Another thing that is unusual compared to western countries is the availability of alcohol, beer in particular. Beer is readily available along with some of the local favourite spirits.  You can easily find alcohol at 7-Elevens and other convenience stores and what’s more, you can even buy beer in the pharmacy. Talk about self-medication!

Filipino cuisine and San Miguel Philippines biggest brewer

San Miguel absolutely dominates the beer market in the Philippines. Up until a few years ago, you almost had no choice but to drink it. Luckily now, there are more imported beers to choose from and there are also a number of microbreweries starting to pop up.

One word of warning if you’re drinking on the go – just about all bottles here, alcohol and soda, don’t have screw tops. So make sure that you have a bottle opener on your key ring or learn how to open bottles with other foreign objects.

Red and white wines are also becoming increasingly popular. There are a number of distributors and retail outlets now selling wine from pretty much all over the world and usually at very good prices. For example, it’s cheaper to by an Aussie wine here that it is to buy it in Australia! The selection of imported wines now is very good compared to years gone by.

If you like drinking rum, then the Philippines is almost like being in heaven. The local rum here, Tanduay, dominates the market. It is so cheap, it actually costs more to buy the coke you mix it with! Other local spirits consist of Ginebra, which is a local gin which is usually mixed with Lemonade (which also costs more than the liquor itself) and Brandy, which is usually drunk on the rocks.

Drinking Ice

When it comes to ice in your drinks, generally around Manila it’s fairly safe. However, when you get out to the provincial areas, it’s best to check the source of the ice or avoid it if you aren’t certain. Being a tropical country, the manufacture and distribution of ice have become a big industry here. As a result, the quality of ice and water filtration is improving. In the whole time I have been here, I haven’t known any of my friends to get sick specifically from drinking water or ice. However, it’s best to just double check if you aren’t sure.

One final word – it’s best not to drink tap water. Most hotels will have complimentary bottles of water when you arrive. Most notable restaurants will also offer filtered ‘service’ drinking water.
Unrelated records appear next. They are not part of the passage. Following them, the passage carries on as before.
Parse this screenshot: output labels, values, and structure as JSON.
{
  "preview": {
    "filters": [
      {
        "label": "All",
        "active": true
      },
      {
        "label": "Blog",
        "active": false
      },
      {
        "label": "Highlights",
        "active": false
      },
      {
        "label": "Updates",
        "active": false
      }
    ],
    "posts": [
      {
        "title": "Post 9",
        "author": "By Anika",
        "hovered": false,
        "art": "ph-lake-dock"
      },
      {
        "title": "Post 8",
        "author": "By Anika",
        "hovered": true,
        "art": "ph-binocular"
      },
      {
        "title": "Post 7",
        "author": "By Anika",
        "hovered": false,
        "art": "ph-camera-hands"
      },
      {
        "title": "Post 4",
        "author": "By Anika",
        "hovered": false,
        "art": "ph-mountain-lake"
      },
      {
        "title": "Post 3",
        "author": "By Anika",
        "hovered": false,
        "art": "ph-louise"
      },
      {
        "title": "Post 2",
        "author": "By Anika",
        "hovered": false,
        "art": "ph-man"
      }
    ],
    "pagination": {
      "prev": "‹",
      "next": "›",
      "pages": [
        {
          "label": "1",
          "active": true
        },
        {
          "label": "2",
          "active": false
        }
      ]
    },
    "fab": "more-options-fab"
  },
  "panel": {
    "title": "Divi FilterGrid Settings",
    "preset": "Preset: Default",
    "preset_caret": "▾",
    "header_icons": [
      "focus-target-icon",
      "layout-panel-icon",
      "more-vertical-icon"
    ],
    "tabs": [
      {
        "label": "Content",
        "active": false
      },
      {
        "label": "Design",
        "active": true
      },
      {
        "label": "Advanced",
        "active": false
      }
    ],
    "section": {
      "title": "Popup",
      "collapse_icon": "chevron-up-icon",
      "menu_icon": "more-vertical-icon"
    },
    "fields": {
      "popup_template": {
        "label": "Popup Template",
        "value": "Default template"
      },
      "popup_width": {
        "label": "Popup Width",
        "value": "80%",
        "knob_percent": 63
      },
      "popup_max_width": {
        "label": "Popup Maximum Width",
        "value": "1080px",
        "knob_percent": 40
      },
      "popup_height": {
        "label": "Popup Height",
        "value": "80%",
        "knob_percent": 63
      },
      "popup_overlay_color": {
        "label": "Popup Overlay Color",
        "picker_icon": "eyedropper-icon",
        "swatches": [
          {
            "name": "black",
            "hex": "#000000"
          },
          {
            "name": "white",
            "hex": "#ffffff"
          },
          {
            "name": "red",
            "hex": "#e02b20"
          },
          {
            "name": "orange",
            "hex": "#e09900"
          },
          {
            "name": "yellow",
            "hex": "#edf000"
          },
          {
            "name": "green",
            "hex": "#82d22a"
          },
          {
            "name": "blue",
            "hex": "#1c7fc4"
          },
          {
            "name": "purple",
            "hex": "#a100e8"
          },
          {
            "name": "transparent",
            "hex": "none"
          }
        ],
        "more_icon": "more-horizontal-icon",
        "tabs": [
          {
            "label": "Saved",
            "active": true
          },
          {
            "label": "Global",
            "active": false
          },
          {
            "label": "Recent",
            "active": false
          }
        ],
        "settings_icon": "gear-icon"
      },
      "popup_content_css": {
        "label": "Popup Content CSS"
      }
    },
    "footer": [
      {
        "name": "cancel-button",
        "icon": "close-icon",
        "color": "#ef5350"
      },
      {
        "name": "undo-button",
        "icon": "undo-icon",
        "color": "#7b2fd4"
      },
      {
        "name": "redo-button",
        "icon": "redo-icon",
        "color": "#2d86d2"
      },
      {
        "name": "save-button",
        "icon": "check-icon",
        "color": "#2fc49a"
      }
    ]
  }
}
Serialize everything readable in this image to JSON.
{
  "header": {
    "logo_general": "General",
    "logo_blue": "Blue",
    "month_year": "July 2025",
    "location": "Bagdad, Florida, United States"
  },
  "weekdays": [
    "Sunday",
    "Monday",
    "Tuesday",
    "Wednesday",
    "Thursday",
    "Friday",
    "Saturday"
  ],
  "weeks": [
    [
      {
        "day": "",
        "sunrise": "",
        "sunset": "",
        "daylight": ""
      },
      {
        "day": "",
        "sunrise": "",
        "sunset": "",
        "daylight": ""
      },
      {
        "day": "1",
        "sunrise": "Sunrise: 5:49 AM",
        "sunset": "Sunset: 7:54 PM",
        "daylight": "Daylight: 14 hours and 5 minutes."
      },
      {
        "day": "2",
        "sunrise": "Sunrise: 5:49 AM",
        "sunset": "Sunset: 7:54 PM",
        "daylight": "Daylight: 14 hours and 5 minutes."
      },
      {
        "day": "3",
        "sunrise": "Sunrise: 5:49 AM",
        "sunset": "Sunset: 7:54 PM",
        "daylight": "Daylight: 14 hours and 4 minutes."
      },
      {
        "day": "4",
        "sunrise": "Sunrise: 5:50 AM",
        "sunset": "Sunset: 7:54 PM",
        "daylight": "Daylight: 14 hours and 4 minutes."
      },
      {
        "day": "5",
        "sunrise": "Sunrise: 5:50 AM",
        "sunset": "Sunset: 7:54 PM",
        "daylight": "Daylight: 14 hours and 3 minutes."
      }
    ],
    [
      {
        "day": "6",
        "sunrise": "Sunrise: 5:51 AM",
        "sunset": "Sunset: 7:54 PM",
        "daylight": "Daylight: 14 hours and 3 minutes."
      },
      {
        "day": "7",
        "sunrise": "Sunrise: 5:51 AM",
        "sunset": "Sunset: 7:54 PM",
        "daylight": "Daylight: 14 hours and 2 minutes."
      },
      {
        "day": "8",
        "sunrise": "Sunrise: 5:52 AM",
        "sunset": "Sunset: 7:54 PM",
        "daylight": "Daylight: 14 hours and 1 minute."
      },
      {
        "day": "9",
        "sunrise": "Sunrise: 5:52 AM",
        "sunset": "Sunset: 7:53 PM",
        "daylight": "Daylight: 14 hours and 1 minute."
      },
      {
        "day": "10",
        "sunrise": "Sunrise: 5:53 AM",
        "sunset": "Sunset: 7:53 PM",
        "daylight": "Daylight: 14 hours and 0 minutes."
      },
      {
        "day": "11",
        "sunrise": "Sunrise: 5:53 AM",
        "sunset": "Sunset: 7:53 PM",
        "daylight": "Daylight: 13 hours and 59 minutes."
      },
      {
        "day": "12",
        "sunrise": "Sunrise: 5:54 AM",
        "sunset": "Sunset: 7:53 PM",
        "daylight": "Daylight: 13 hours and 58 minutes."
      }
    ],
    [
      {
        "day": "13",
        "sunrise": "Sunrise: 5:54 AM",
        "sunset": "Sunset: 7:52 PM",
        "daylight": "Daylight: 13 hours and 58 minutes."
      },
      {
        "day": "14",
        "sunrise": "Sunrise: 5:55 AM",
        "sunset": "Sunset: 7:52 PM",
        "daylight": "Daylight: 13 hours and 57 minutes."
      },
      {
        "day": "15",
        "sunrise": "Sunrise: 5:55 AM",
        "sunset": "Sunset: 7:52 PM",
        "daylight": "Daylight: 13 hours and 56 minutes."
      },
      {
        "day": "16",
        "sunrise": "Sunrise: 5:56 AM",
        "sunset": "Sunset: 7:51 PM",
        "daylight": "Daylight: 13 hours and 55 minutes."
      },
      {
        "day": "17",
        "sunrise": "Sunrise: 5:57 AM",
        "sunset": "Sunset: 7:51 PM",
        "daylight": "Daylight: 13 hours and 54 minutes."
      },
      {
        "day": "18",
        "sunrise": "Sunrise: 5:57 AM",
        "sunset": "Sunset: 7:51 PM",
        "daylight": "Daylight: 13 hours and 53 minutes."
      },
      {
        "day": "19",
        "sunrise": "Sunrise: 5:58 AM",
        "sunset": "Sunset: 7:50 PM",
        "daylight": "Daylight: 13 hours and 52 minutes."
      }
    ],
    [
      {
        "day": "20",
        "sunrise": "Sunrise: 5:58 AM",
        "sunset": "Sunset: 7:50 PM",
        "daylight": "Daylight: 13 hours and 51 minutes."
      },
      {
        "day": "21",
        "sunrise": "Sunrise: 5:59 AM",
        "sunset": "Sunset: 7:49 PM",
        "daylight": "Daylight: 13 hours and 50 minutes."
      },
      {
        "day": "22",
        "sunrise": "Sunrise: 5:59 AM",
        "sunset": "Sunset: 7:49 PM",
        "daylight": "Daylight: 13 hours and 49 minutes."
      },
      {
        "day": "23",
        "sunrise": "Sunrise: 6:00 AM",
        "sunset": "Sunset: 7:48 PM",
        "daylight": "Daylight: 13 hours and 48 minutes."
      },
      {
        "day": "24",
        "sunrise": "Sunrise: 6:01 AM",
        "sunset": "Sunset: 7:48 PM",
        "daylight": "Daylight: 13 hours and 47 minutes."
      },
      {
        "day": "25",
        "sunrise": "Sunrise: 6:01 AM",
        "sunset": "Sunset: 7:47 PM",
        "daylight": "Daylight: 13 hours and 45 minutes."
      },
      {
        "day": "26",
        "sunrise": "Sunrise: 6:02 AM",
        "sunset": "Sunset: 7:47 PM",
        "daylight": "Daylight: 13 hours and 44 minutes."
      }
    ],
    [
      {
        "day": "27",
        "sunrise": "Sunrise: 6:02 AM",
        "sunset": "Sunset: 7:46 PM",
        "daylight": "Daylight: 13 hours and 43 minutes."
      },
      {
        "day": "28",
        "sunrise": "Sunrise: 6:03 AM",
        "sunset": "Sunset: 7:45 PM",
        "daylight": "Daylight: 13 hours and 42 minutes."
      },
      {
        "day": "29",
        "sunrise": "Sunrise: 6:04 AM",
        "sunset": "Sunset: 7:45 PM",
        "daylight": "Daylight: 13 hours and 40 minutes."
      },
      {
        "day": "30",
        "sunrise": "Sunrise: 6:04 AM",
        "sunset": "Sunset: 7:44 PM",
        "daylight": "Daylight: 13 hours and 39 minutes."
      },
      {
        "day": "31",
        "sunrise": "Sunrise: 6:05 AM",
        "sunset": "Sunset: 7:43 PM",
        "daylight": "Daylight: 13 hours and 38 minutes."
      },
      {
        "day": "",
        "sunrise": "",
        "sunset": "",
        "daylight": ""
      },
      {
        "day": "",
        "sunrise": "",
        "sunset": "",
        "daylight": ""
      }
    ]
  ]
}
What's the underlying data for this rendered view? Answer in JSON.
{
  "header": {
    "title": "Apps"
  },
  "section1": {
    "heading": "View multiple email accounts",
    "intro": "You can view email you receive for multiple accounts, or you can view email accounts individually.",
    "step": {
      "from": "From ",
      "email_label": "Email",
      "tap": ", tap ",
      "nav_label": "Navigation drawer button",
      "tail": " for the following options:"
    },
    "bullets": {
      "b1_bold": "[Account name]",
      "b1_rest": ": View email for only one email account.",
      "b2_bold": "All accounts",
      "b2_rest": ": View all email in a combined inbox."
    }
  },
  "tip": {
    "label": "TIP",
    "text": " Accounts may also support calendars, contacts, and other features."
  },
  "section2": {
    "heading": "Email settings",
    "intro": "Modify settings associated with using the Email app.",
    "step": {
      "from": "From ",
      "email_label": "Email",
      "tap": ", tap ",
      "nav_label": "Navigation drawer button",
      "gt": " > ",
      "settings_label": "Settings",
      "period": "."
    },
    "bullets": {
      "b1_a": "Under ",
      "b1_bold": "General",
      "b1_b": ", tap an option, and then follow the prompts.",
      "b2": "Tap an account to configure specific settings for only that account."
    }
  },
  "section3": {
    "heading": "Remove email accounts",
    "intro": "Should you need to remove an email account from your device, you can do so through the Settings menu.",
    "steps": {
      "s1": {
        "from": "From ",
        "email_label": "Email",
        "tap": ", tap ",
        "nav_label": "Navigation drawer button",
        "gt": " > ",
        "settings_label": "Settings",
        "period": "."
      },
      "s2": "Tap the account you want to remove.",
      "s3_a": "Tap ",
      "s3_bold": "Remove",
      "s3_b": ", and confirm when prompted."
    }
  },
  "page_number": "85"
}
When brushing your teeth, it might be best to use bottled water just as a precaution.

So there you have it, some survival tips on the bare necessities we need as humans – food and drink! For the next survival tip on Transport and Infrastructure, please click Survival Tip #9 to read more. If you missed the previous survival tip on Philippines Visa Options, click Survival Tip #7 to read more. Please feel free to leave comments below if you have a favourite Filipino dish that you have experienced or if you have any other comments about Filipino food or even its history. I would love to hear from you.

Philippines Fun Fact:

The Filipino national dish may very well be the adobo, which is a dark stew of chicken and/or pork cooked in soy sauce, vinegar, crushed garlic, bay leaf, and black peppercorns. In Spanish, adobo originally meant “sauce” or “seasoning.” The Filipino version is actually indigenous to the islands, dating back to a dish cooked up long before Magellan’s arrival (courtesy of